One moment that the Web hasn't caught up with yet is the closing of the Calgary Winter Olympics in 1988. It was late at night, and the ceremony was boring, and I've only ever met one other person who saw it. The Calgary mascots, a pair of people dressed as bears dressed as cowboys, skated out, accompanying another mascot under a shroud. This was the secret mascot of Albertville for 1992. It was: L'Chamois! The bears flipped back the shroud, which hooked on the goat horns underneath and sent the whole head of the costume toppling off, backward.

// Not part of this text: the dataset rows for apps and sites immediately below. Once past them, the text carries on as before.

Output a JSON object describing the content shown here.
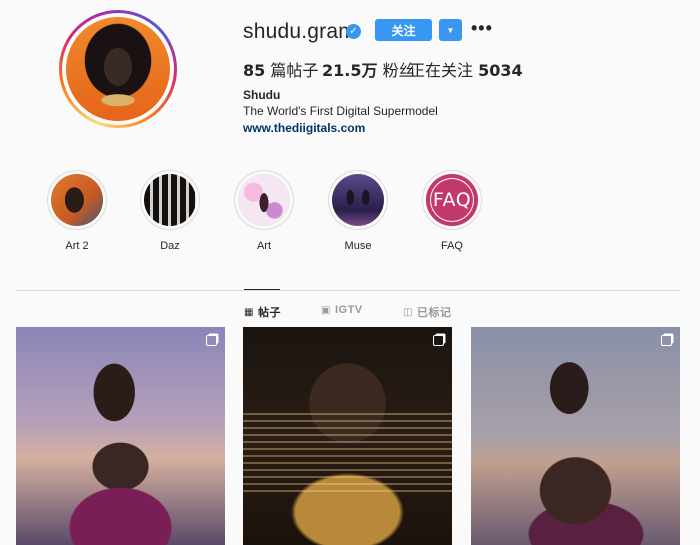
{
  "profile": {
    "username": "shudu.gram",
    "verified_glyph": "✓",
    "follow_label": "关注",
    "dropdown_glyph": "▼",
    "more_glyph": "•••",
    "stats": {
      "posts_count": "85",
      "posts_label": "篇帖子",
      "followers_count": "21.5万",
      "followers_label": "粉丝",
      "following_label": "正在关注",
      "following_count": "5034"
    },
    "full_name": "Shudu",
    "bio": "The World's First Digital Supermodel",
    "website": "www.thediigitals.com"
  },
  "highlights": [
    {
      "label": "Art 2",
      "icon": "highlight-cover-art2"
    },
    {
      "label": "Daz",
      "icon": "highlight-cover-daz"
    },
    {
      "label": "Art",
      "icon": "highlight-cover-art"
    },
    {
      "label": "Muse",
      "icon": "highlight-cover-muse"
    },
    {
      "label": "FAQ",
      "icon": "highlight-cover-faq",
      "cover_text": "FAQ"
    }
  ],
  "tabs": [
    {
      "label": "帖子",
      "icon": "grid-icon",
      "glyph": "▦",
      "active": true
    },
    {
      "label": "IGTV",
      "icon": "igtv-icon",
      "glyph": "▣",
      "active": false
    },
    {
      "label": "已标记",
      "icon": "tagged-icon",
      "glyph": "◫",
      "active": false
    }
  ],
  "posts": [
    {
      "icon": "multiple-photos-icon"
    },
    {
      "icon": "multiple-photos-icon"
    },
    {
      "icon": "multiple-photos-icon"
    }
  ],
  "colors": {
    "accent": "#3897f0",
    "background": "#fafafa",
    "text": "#262626",
    "link": "#003569",
    "faq_cover": "#c2386a"
  }
}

Fewer and fewer events give you that kind of private payoff if you're there to see them. Now, when a heckler shouts, "Go fuck yourself, Mr. Cheney!" at the vice president, or Stephen Colbert appalls the audience at the White House Correspondents Dinner, those tiny-audience cable-news incidents propagate online, picking up viewers as they go.
With Web video, you can go back and inhabit the moment of your choosing. You can see The Replacements live, in the early '80s, with a skinny teenage Paul Westerberg. You can see the legendary Frank Zappa appearance on "Crossfire," all 20-plus minutes of it, as he bears the indignation of the anti-smut crusade with the dignity of an only slightly more tetchy version of Jesus, jeered by the mob. America is heading for a "fascist theocracy," Zappa says, to hoots.
And famously inaccessible or suppressed material is there for the taking. Curious about "Heil Honey, I'm Home!" the extremely short-lived British television show ironically casting Adolf Hitler and Eva Braun in a deliberately schlocky old-fashioned American sitcom? There it is. (It's not good.)
The Zapruder film is up, too, in a range of varieties: regular, close-up, steadied. So is the shooting of Lee Harvey Oswald oddly old-fashioned and rinky-dink, as historic events go, with a tiny cast of players, like a community-access show staged by a guy with no friends. Or like a window on a world without television.
But you can't live without television anymore. The Pixies, at one point, tried to defy it, recording an unwatchably tedious music video for their single "Velouria." It was a single take, in ultra-slow motion, of the band members running across a field of rocks and out of view. In the music-video industry, it was an act of self-immolation: It's widely held that the video aired only once. As I write this, it has been viewed 2,917 times on YouTube, and someone else has posted a tribute video.
This story originally appeared in the New York Observer.